“Ultimately, someday, the print product will be gone… Only a few major national or international newspaper ‘brands’ will survive in electronic form, and that local news will come to be delivered by, and attached to, a variety of other online services.” (Kelly Toughill – )

Lara Sinclair clarifies the notion of a slow death of traditional newspapers, noting they “will cease to exist in seven years.” Sinclair also suggests that newsprint will be “insignificant” in 52 countries by 2040 – replaced by technologies such as “lightweight, interactive digital paper that can show video, but can also be rolled and folded.” Online journalism is essentially ‘taking over’ traditional forms, with many job losses expected: Modifications in journalism production is critical.

Online journalism has become such a crucial focus with many preferring digital journalism over “newspapers”, that consequently large corporations have altered the way they present their news.
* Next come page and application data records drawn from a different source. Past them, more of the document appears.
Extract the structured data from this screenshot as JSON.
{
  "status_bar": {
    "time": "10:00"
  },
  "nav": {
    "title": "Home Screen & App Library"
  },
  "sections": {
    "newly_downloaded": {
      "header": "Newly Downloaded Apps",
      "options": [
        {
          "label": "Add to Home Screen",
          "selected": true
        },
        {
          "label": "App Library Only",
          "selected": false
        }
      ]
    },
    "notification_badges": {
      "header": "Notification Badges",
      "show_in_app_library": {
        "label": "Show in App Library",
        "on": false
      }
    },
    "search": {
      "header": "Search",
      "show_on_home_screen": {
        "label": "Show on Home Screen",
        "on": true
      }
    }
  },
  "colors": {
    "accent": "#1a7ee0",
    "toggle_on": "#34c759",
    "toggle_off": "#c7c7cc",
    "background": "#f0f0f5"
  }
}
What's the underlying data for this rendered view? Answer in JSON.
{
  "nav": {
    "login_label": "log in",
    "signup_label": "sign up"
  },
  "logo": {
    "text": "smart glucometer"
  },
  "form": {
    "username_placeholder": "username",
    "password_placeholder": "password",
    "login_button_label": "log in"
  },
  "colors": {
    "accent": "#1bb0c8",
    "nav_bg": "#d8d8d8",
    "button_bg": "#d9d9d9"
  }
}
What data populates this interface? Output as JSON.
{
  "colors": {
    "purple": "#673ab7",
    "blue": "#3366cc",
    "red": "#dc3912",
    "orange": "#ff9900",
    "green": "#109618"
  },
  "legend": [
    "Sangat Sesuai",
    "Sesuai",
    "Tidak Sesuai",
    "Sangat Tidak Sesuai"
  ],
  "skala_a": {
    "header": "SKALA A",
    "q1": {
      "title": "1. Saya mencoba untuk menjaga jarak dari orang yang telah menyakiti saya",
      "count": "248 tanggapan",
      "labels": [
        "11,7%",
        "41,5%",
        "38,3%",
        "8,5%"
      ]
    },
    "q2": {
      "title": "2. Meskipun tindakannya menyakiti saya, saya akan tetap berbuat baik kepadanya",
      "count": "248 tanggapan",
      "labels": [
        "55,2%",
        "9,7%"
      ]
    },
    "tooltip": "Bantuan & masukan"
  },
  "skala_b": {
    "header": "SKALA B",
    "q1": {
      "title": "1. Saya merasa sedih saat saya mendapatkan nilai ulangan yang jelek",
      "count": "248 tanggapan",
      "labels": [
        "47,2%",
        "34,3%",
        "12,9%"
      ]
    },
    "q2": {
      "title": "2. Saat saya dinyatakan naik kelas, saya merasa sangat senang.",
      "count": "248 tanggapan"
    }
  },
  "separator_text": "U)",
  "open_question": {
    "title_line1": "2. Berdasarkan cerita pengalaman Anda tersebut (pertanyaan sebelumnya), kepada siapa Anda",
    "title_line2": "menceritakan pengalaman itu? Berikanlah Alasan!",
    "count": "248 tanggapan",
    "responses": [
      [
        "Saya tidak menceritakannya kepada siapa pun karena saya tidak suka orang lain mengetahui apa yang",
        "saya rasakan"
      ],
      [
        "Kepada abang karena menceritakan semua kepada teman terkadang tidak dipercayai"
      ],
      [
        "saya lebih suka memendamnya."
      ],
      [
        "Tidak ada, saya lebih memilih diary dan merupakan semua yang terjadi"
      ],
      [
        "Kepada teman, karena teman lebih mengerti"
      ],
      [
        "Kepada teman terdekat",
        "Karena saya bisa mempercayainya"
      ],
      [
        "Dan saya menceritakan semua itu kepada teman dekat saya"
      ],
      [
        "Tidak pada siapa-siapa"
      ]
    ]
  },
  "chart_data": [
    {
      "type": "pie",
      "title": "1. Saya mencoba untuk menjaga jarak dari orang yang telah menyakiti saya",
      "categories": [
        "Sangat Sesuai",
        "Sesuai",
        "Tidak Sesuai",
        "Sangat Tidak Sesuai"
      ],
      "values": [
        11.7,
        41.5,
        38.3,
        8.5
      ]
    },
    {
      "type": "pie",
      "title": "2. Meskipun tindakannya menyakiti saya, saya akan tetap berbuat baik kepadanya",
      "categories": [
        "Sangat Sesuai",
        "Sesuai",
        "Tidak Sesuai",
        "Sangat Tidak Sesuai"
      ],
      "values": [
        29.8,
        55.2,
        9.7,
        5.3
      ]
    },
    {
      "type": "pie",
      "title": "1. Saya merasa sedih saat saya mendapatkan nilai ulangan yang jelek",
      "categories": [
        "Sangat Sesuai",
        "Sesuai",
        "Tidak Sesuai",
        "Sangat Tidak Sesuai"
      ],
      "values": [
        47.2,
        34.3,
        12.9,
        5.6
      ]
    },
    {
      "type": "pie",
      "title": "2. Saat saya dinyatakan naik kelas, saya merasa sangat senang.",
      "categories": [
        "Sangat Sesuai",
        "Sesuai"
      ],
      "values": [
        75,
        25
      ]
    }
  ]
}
In the article,, the Nieman Journalism Lab discuss the New York Times leaked innovation for moving in a more digital news direction, due to the concern in competitors’ fast advancements – “Some of our traditional competitors have aggressively reorganized around a digital-first rather than a print-first schedule”
The article goes on to say that the publisher’s son repeated insistently the need to keep moving toward being “digital first.”
Dale Crossman tweeted on the 29th of May, “The New York Times is restructuring its Page 1 meetings to be more digital (as that big report suggested)”. – This is evidence that the New York Times, along with other large newspapers, are acting quickly in order for their traditional journalism to stay alive.
By adapting the way they present their news, and incorporating digital and online journalism, the New York Times hope to keep their status in the technological age.

Will they soon become extinct? What do you think?
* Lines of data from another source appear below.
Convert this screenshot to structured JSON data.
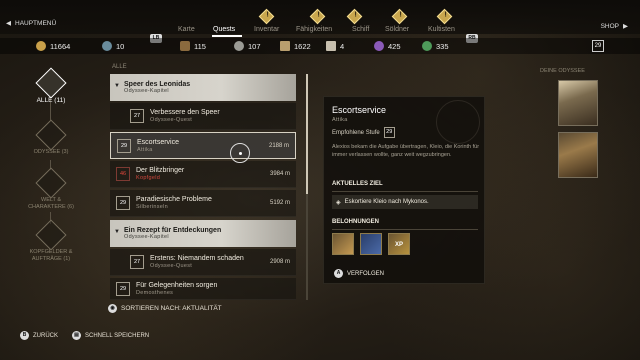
{
  "nav": {
    "hauptmenu": "HAUPTMENÜ",
    "lb": "LB",
    "rb": "RB",
    "shop": "SHOP",
    "tabs": [
      "Karte",
      "Quests",
      "Inventar",
      "Fähigkeiten",
      "Schiff",
      "Söldner",
      "Kultisten"
    ]
  },
  "resources": {
    "drachmen": "11664",
    "item2": "10",
    "wood": "115",
    "leather": "107",
    "metal": "1622",
    "fabric": "4",
    "crystals": "425",
    "herbs": "335",
    "level": "29"
  },
  "sidebar": {
    "items": [
      {
        "label": "ALLE (11)"
      },
      {
        "label": "ODYSSEE (3)"
      },
      {
        "label": "WELT & CHARAKTERE (6)"
      },
      {
        "label": "KOPFGELDER & AUFTRÄGE (1)"
      }
    ]
  },
  "list": {
    "header": "ALLE",
    "rows": [
      {
        "title": "Speer des Leonidas",
        "sub": "Odyssee-Kapitel"
      },
      {
        "level": "27",
        "title": "Verbessere den Speer",
        "sub": "Odyssee-Quest",
        "dist": ""
      },
      {
        "level": "29",
        "title": "Escortservice",
        "sub": "Attika",
        "dist": "2188 m"
      },
      {
        "level": "46",
        "title": "Der Blitzbringer",
        "sub": "Kopfgeld",
        "dist": "3984 m"
      },
      {
        "level": "29",
        "title": "Paradiesische Probleme",
        "sub": "Silberinseln",
        "dist": "5192 m"
      },
      {
        "title": "Ein Rezept für Entdeckungen",
        "sub": "Odyssee-Kapitel"
      },
      {
        "level": "27",
        "title": "Erstens: Niemandem schaden",
        "sub": "Odyssee-Quest",
        "dist": "2908 m"
      },
      {
        "level": "29",
        "title": "Für Gelegenheiten sorgen",
        "sub": "Demosthenes",
        "dist": ""
      }
    ],
    "sort": "SORTIEREN NACH: AKTUALITÄT"
  },
  "detail": {
    "title": "Escortservice",
    "region": "Attika",
    "stufe_label": "Empfohlene Stufe",
    "stufe": "29",
    "desc": "Alexios bekam die Aufgabe übertragen, Kleio, die Korinth für immer verlassen wollte, ganz weit wegzubringen.",
    "goal_header": "AKTUELLES ZIEL",
    "goal": "Eskortiere Kleio nach Mykonos.",
    "reward_header": "BELOHNUNGEN",
    "reward_xp": "XP",
    "follow": "VERFOLGEN"
  },
  "odyssey": {
    "label": "DEINE ODYSSEE"
  },
  "bottom": {
    "back": "ZURÜCK",
    "save": "SCHNELL SPEICHERN"
  }
}
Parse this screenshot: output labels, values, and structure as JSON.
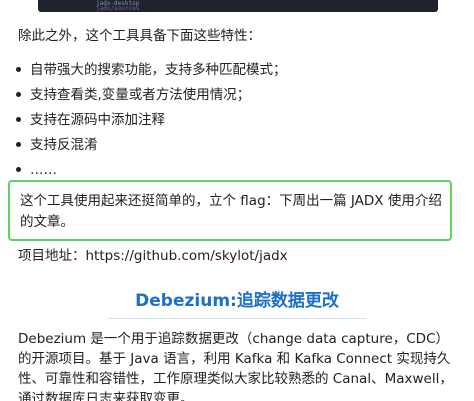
{
  "top_strip": {
    "line1": "jadx-desktop",
    "line2": "jadx/sources"
  },
  "intro": "除此之外，这个工具具备下面这些特性：",
  "features": [
    "自带强大的搜索功能，支持多种匹配模式；",
    "支持查看类,变量或者方法使用情况；",
    "支持在源码中添加注释",
    "支持反混淆",
    "……"
  ],
  "highlight": {
    "text": "这个工具使用起来还挺简单的，立个 flag：下周出一篇 JADX 使用介绍的文章。",
    "border_color": "#5fd45a"
  },
  "project_address": "项目地址：https://github.com/skylot/jadx",
  "section_title": "Debezium:追踪数据更改",
  "section_title_color": "#1e6fc6",
  "description": "Debezium 是一个用于追踪数据更改（change data capture，CDC）的开源项目。基于 Java 语言，利用 Kafka 和 Kafka Connect 实现持久性、可靠性和容错性，工作原理类似大家比较熟悉的 Canal、Maxwell，通过数据库日志来获取变更。"
}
Aggregated Aggregation!

Is Aggregation and curration ethical?

There are many ethical debates as to whether aggregating and curating information is legal, and whether it is acceptable to use other people’s original work for profit. In an article written by Steve Buttry, ( he recommends the use of an accuracy checklist derived from Craig Silverman’s guidelines, that includes checking attribution before you turn a story in or publish in order to keep the content legal and ethical. Buttry’s guidelines include: always link to original source, always include clear attribution, always use quotation marks when you use someone else’s words, add value by summarising or comparing and do not copy.
In this article ( ) the author covers a variety of pros of aggregating and curating stories. The article debates that this form of journalism is crucial in contemporary journalism, as it allows for one to form their own opinion based on a number of sources, all accessible from the one place. The article also argues that people can easily share and save news stories, which is extremely important and valuable in today’s society. The Author quotes Mark Potts describing Newspeg (an aggregated and curated site) as “a site where people can really easily share and save news stories, in a visual kind of way, in a way that picks up graphics from the story but also lets people know where it came from”.
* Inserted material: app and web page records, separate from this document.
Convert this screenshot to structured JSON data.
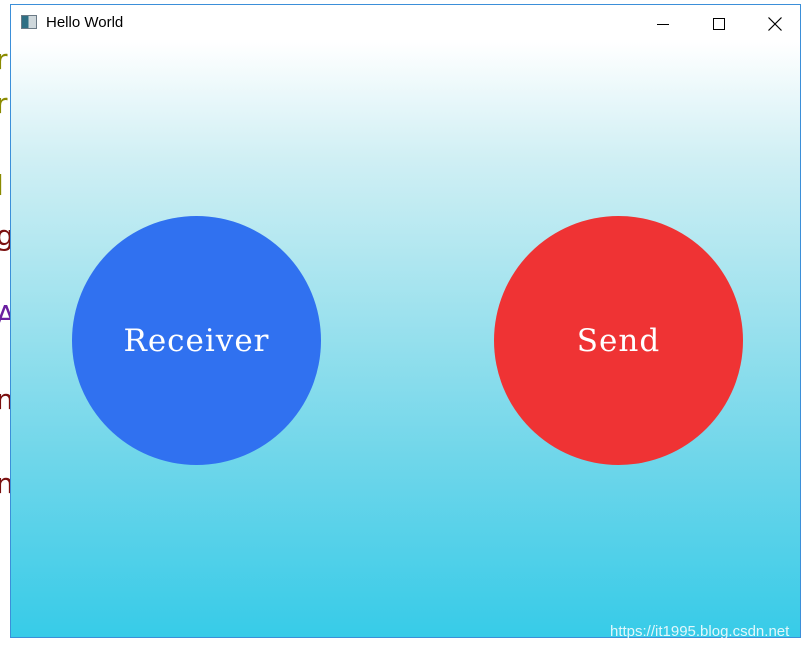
{
  "window": {
    "title": "Hello World",
    "icon": "app-window-icon",
    "controls": {
      "minimize": "minimize-icon",
      "maximize": "maximize-icon",
      "close": "close-icon"
    }
  },
  "background_fragments": [
    {
      "text": "r",
      "color": "#8a8a00"
    },
    {
      "text": "r",
      "color": "#8a8a00"
    },
    {
      "text": "l",
      "color": "#8a8a00"
    },
    {
      "text": "g",
      "color": "#7a1010"
    },
    {
      "text": "A",
      "color": "#6a1fa0"
    },
    {
      "text": "n",
      "color": "#7a1010"
    },
    {
      "text": "n",
      "color": "#7a1010"
    }
  ],
  "buttons": {
    "receiver": {
      "label": "Receiver",
      "color": "#3071f0"
    },
    "send": {
      "label": "Send",
      "color": "#ef3334"
    }
  },
  "colors": {
    "gradient_top": "#ffffff",
    "gradient_bottom": "#37cbe8",
    "window_border": "#3b8fd9"
  },
  "watermark": "https://it1995.blog.csdn.net"
}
Aside from ethical problems, there is various debate around the legality of aggregation. In the article ( ), kimberly Isbell and many others believe that using others people’s work is un-just, particularly to those who own the original article. To differentiate between stealing and violating copyright a curated piece of work one must reference, link and attribute appropriately.

So is aggregating and curating ethical and/or legal? For one to make their aggregated piece legal, as mentioned they must reference appropriately. Using other people’s work for profit is not ethical in the eyes of many yet it allows such a valuable element of journalism in the growing age of efficiency and accessibility.

What do YOU think about this up-coming issue in contemporary Journalism?